And while the shops hope to attract the women of Vero Beach from both sides of the Barber Street Bridge, it is not without its offerings for the men.
BrewGrrs will feature a collection of fresh-made burgers and dozens of domestic and international draft and bottled beers, all reasonably priced.
The location originally was to be taken over by the owners of Felix’s Place, a small Cuban restaurant on 43rd Avenue. But when they backed out, Brewgrrs, stepped in, ending a long search for owner Robert Coburn.
“Brewgrrs is a fantastic concept,” Curley said. “I am sure it is going to be a big success. I envision there being more than one Brewgrrs.”
The 3,600-square-foot bar/restaurant has already begun hiring staff for the hoped-for September opening.
“I thought they needed a price conscious restaurant rather than one with white tablecloths,” said Billy Moss, who helped broker the deal. “I really did this so I would have a place to hang out, I love football and I love hamburgers.”
Coburn said he has already heard from local beer connoisseurs and they are anxiously awaiting the opening. As with the other tenants, Coburn pointed to the central location just off the barrier island, but easily accessible by mainland residents as a key to his site selection. He had been looking for just the right spot for more than two years.
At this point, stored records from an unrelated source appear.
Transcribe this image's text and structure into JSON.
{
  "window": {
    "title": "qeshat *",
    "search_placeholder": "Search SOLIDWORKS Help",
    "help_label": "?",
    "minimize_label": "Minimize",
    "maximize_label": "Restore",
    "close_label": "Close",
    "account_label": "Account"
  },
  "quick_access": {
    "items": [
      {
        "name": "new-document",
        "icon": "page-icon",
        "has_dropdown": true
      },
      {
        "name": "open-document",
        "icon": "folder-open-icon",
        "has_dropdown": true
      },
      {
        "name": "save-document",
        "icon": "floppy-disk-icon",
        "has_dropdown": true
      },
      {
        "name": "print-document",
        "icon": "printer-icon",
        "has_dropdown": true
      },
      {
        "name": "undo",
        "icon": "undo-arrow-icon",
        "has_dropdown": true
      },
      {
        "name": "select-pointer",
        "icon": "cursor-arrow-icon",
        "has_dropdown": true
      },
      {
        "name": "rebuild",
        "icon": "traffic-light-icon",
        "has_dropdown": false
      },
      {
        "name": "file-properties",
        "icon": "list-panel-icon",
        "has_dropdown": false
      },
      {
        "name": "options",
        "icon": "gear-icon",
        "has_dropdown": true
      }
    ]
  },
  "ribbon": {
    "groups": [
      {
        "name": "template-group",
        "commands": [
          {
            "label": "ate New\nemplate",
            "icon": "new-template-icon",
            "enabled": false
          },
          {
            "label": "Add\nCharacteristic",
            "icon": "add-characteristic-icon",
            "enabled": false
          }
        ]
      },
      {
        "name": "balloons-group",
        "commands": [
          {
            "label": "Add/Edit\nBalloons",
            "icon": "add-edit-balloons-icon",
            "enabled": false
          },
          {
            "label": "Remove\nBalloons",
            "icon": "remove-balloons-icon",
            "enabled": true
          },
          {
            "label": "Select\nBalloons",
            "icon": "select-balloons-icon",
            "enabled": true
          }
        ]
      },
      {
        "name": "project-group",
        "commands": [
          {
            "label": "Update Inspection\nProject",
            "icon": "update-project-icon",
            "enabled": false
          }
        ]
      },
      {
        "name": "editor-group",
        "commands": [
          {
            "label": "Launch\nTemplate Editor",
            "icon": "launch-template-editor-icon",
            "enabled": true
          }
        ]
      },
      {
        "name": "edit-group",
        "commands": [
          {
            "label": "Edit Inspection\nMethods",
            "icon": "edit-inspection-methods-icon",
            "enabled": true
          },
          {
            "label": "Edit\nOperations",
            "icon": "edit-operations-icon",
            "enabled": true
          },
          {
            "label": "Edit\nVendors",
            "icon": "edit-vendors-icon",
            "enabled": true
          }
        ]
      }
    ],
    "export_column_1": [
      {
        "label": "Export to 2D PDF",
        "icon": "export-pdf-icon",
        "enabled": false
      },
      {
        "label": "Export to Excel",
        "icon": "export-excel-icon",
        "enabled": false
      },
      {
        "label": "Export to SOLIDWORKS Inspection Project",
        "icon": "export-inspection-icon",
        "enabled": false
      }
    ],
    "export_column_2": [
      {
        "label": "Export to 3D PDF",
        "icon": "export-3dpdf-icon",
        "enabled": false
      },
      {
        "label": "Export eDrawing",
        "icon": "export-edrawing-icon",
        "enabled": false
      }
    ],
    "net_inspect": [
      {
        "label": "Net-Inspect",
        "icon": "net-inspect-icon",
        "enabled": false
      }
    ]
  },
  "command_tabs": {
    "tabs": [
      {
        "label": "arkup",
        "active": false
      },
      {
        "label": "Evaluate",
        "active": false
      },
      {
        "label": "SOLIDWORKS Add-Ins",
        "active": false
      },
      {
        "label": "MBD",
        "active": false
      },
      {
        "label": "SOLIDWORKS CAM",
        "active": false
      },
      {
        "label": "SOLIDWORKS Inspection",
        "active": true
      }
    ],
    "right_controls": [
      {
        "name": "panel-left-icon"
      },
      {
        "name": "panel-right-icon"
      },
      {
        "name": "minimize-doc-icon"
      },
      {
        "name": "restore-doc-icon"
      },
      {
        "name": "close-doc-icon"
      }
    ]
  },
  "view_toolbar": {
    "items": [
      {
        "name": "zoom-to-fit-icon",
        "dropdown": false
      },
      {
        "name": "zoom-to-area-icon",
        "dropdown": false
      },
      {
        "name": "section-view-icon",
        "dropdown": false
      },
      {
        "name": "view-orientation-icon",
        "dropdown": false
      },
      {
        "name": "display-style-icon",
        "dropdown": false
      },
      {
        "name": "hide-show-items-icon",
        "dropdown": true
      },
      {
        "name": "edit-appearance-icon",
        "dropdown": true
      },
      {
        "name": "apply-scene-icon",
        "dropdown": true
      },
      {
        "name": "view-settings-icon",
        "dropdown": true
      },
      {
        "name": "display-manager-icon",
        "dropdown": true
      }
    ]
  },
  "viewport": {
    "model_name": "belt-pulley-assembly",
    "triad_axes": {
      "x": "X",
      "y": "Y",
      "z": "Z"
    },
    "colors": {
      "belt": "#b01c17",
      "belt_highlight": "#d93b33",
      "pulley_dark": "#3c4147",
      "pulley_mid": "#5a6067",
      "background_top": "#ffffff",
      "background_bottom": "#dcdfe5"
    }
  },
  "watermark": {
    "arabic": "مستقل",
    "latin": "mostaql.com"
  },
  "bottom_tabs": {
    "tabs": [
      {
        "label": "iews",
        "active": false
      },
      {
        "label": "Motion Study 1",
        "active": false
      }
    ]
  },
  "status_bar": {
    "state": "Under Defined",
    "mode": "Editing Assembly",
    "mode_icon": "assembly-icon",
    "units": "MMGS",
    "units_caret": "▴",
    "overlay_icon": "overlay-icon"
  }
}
“We can’t wait to represent Modern One,” Coburn said. “Brian Curley has been great to deal with and we are bringing a concept that Vero Beach has never seen before.”
“So far so good,” said Karin Bracken of Talulah’s Boutique. “There have been some quiet days, but we have had a lot of people come in who were curious to see what the property looked like.”
For Martin Bireley, who is helping run the family-owned Beach Shop, the location provided an opportunity to acquaint their beachside store to a wider audience.
“We felt there was a Vero Beach customer that doesn’t cross the bridge and we had been looking around for location in the Miracle Mile area for six or eight months,” said Bireley, who added the mainland store will be in addition to their beachside operation. “Brian was very aggressive and amenable to anything we wanted to do. We thought it was a great opportunity and a great space to do something a little bit different. This will have more of a ’boutiquey’ feel than our beachside location.”
Location and space was what attracted the principals at Rossway, Moore and Taylor to leave their barrier island property in favor of Miracle Mile.
“Many of our clients live on the barrier island,” said partner Bradley Rossway. “We thought this was the best location for our clients and our staff in one of the best parts of Vero Beach. The timing was fortunate, in that the firm needed more space and with the need to continue to expand, we wanted space to grow into that we could build out exactly as we wanted it.”
Curley, who lives in the Central Beach area, spent $ 4.1 million to buy the property, but will not reveal what was spent to create the courtyard/ pedestrian area , 10,700-square-feet of retail area, 10,000-square-feet of office space, and the 4,250-square-feet for the restaurant and wine bar.
But for all the change, he has a sense of the history of the ModernAge building and what the landmark old building means to some in Vero’s old guard.
“I always thought it was cool, I thought it was a neat place,” he said. “You just don’t see curved buildings like that.”
And, he says, it is so far so good in his role as manager of the now thriving Modern One.
“We are really excited, I am very, very pleased with the people I have found,” he said. “They get along really well. So far it has been a great experience. I am looking forward to having a little more time for golf when the restaurant finally opens.”